Dataset entries:
....

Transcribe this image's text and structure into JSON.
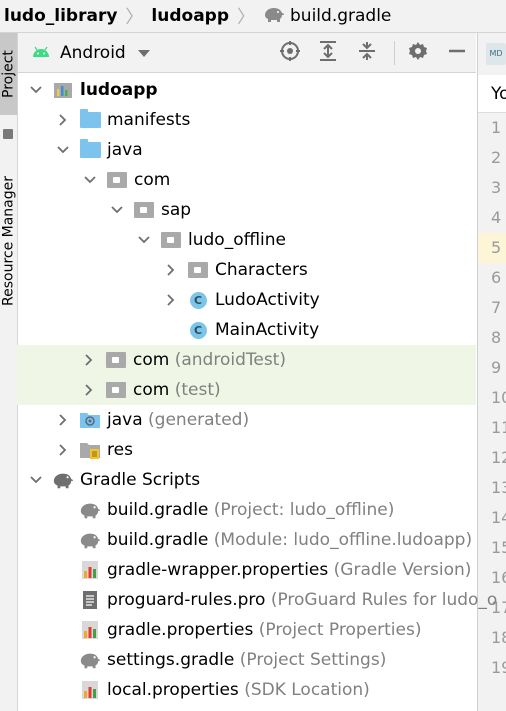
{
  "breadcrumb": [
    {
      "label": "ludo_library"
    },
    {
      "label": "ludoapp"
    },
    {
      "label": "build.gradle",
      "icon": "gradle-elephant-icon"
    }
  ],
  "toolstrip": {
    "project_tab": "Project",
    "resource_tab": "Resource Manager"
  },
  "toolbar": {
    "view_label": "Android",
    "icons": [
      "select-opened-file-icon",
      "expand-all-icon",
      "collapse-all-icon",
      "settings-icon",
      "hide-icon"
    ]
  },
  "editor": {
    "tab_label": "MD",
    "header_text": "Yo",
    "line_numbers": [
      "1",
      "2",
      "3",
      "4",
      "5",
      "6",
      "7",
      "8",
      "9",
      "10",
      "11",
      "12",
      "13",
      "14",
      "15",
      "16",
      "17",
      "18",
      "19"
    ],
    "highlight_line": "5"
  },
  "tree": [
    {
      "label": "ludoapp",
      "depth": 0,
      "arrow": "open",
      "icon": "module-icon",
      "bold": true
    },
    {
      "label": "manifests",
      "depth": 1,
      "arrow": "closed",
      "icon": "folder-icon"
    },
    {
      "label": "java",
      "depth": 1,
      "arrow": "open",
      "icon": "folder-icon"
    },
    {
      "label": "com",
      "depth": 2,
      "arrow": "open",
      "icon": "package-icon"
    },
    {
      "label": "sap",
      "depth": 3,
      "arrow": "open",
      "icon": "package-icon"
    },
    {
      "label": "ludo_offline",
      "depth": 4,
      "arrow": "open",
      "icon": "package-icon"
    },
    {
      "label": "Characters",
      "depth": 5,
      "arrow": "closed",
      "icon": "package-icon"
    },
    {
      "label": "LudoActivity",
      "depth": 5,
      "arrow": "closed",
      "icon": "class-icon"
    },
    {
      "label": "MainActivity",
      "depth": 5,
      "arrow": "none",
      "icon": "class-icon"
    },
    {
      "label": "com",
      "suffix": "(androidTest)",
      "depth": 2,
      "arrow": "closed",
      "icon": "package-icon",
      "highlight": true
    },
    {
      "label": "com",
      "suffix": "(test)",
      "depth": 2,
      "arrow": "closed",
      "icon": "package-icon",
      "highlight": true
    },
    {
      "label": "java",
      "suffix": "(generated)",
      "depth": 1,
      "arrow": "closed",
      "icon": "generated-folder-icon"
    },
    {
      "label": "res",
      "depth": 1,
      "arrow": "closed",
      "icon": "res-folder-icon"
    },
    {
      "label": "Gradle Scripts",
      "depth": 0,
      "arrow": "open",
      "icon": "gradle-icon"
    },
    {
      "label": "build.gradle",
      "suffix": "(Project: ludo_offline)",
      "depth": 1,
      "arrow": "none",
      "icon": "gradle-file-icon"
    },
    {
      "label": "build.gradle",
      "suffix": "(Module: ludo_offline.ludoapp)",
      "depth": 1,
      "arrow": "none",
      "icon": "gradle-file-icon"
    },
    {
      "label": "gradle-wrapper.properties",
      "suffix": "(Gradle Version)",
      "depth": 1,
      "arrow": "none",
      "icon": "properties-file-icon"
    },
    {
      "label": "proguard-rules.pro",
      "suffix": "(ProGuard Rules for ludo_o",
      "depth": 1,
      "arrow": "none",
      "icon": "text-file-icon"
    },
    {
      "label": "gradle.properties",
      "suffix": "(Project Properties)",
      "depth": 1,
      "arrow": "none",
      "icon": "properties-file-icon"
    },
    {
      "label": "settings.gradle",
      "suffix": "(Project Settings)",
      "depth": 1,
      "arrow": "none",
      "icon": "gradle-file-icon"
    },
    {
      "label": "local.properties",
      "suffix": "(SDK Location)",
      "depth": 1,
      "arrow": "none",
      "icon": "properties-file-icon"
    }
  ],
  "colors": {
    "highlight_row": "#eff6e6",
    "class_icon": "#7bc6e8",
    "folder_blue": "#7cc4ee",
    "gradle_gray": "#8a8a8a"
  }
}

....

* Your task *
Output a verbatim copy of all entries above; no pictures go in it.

* Response area *
Transcribe this image's text and structure into JSON.
{
  "breadcrumb": [
    {
      "label": "ludo_library"
    },
    {
      "label": "ludoapp"
    },
    {
      "label": "build.gradle",
      "icon": "gradle-elephant-icon"
    }
  ],
  "toolstrip": {
    "project_tab": "Project",
    "resource_tab": "Resource Manager"
  },
  "toolbar": {
    "view_label": "Android",
    "icons": [
      "select-opened-file-icon",
      "expand-all-icon",
      "collapse-all-icon",
      "settings-icon",
      "hide-icon"
    ]
  },
  "editor": {
    "tab_label": "MD",
    "header_text": "Yo",
    "line_numbers": [
      "1",
      "2",
      "3",
      "4",
      "5",
      "6",
      "7",
      "8",
      "9",
      "10",
      "11",
      "12",
      "13",
      "14",
      "15",
      "16",
      "17",
      "18",
      "19"
    ],
    "highlight_line": "5"
  },
  "tree": [
    {
      "label": "ludoapp",
      "depth": 0,
      "arrow": "open",
      "icon": "module-icon",
      "bold": true
    },
    {
      "label": "manifests",
      "depth": 1,
      "arrow": "closed",
      "icon": "folder-icon"
    },
    {
      "label": "java",
      "depth": 1,
      "arrow": "open",
      "icon": "folder-icon"
    },
    {
      "label": "com",
      "depth": 2,
      "arrow": "open",
      "icon": "package-icon"
    },
    {
      "label": "sap",
      "depth": 3,
      "arrow": "open",
      "icon": "package-icon"
    },
    {
      "label": "ludo_offline",
      "depth": 4,
      "arrow": "open",
      "icon": "package-icon"
    },
    {
      "label": "Characters",
      "depth": 5,
      "arrow": "closed",
      "icon": "package-icon"
    },
    {
      "label": "LudoActivity",
      "depth": 5,
      "arrow": "closed",
      "icon": "class-icon"
    },
    {
      "label": "MainActivity",
      "depth": 5,
      "arrow": "none",
      "icon": "class-icon"
    },
    {
      "label": "com",
      "suffix": "(androidTest)",
      "depth": 2,
      "arrow": "closed",
      "icon": "package-icon",
      "highlight": true
    },
    {
      "label": "com",
      "suffix": "(test)",
      "depth": 2,
      "arrow": "closed",
      "icon": "package-icon",
      "highlight": true
    },
    {
      "label": "java",
      "suffix": "(generated)",
      "depth": 1,
      "arrow": "closed",
      "icon": "generated-folder-icon"
    },
    {
      "label": "res",
      "depth": 1,
      "arrow": "closed",
      "icon": "res-folder-icon"
    },
    {
      "label": "Gradle Scripts",
      "depth": 0,
      "arrow": "open",
      "icon": "gradle-icon"
    },
    {
      "label": "build.gradle",
      "suffix": "(Project: ludo_offline)",
      "depth": 1,
      "arrow": "none",
      "icon": "gradle-file-icon"
    },
    {
      "label": "build.gradle",
      "suffix": "(Module: ludo_offline.ludoapp)",
      "depth": 1,
      "arrow": "none",
      "icon": "gradle-file-icon"
    },
    {
      "label": "gradle-wrapper.properties",
      "suffix": "(Gradle Version)",
      "depth": 1,
      "arrow": "none",
      "icon": "properties-file-icon"
    },
    {
      "label": "proguard-rules.pro",
      "suffix": "(ProGuard Rules for ludo_o",
      "depth": 1,
      "arrow": "none",
      "icon": "text-file-icon"
    },
    {
      "label": "gradle.properties",
      "suffix": "(Project Properties)",
      "depth": 1,
      "arrow": "none",
      "icon": "properties-file-icon"
    },
    {
      "label": "settings.gradle",
      "suffix": "(Project Settings)",
      "depth": 1,
      "arrow": "none",
      "icon": "gradle-file-icon"
    },
    {
      "label": "local.properties",
      "suffix": "(SDK Location)",
      "depth": 1,
      "arrow": "none",
      "icon": "properties-file-icon"
    }
  ],
  "colors": {
    "highlight_row": "#eff6e6",
    "class_icon": "#7bc6e8",
    "folder_blue": "#7cc4ee",
    "gradle_gray": "#8a8a8a"
  }
}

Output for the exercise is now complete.